* **TASK PROMPT**:
Only lines that contain the word "this" belong in the answer; copy them from the records below.

Data extracted from a collection
▼▼▼

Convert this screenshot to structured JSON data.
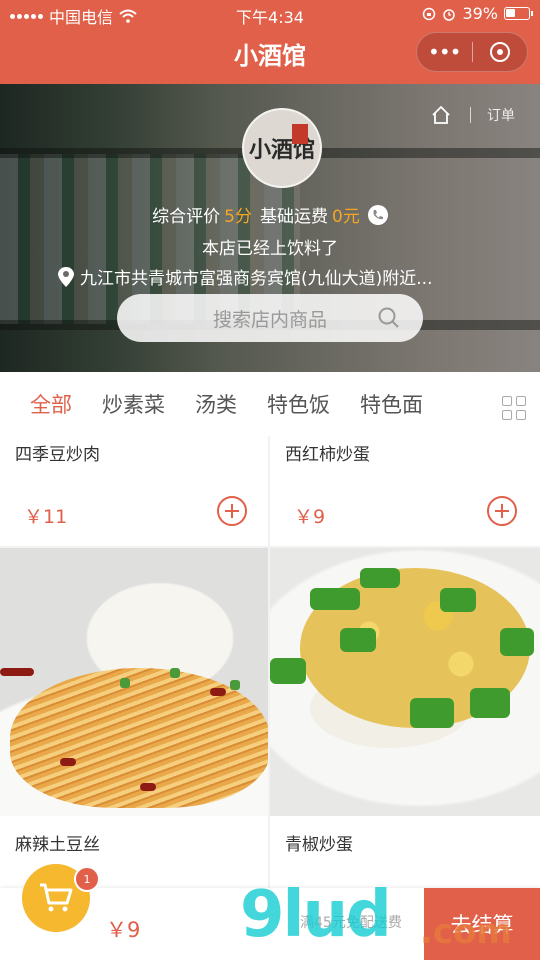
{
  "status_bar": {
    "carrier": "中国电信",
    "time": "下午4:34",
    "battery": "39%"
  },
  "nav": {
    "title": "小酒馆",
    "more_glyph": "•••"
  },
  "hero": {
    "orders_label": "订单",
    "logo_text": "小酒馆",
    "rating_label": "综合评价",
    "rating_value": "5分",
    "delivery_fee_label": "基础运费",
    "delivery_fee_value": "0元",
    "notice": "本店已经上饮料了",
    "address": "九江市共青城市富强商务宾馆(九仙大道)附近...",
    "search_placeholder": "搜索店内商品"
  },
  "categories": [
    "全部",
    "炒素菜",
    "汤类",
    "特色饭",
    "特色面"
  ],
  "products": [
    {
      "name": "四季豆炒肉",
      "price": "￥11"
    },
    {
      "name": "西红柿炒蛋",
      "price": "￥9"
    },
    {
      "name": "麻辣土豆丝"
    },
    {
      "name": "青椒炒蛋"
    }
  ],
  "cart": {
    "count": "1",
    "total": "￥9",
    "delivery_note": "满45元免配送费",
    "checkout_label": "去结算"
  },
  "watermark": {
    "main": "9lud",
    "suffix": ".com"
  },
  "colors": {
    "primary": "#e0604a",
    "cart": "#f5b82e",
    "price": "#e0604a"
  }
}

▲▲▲
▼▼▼

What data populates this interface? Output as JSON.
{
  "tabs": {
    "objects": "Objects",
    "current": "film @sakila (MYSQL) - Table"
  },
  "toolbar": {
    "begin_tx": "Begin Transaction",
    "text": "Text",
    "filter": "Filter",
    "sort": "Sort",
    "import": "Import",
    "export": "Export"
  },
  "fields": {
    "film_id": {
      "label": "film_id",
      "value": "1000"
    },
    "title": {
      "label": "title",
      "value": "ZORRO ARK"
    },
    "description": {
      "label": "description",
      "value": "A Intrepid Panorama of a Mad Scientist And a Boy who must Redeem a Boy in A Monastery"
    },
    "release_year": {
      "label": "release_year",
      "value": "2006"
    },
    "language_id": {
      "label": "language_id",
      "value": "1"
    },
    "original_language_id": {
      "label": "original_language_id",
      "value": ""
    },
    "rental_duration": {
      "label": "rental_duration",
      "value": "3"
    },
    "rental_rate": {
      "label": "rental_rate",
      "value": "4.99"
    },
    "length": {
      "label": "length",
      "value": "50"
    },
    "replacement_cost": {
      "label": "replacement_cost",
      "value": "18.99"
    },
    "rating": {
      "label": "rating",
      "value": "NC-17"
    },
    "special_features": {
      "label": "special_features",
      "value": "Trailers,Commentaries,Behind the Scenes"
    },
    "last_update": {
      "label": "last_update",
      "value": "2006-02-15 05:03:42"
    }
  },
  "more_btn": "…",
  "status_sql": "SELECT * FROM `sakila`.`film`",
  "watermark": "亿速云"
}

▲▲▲

* **ANSWER SPACE**:
Convert this screenshot to structured JSON data.
What data populates this interface? Output as JSON.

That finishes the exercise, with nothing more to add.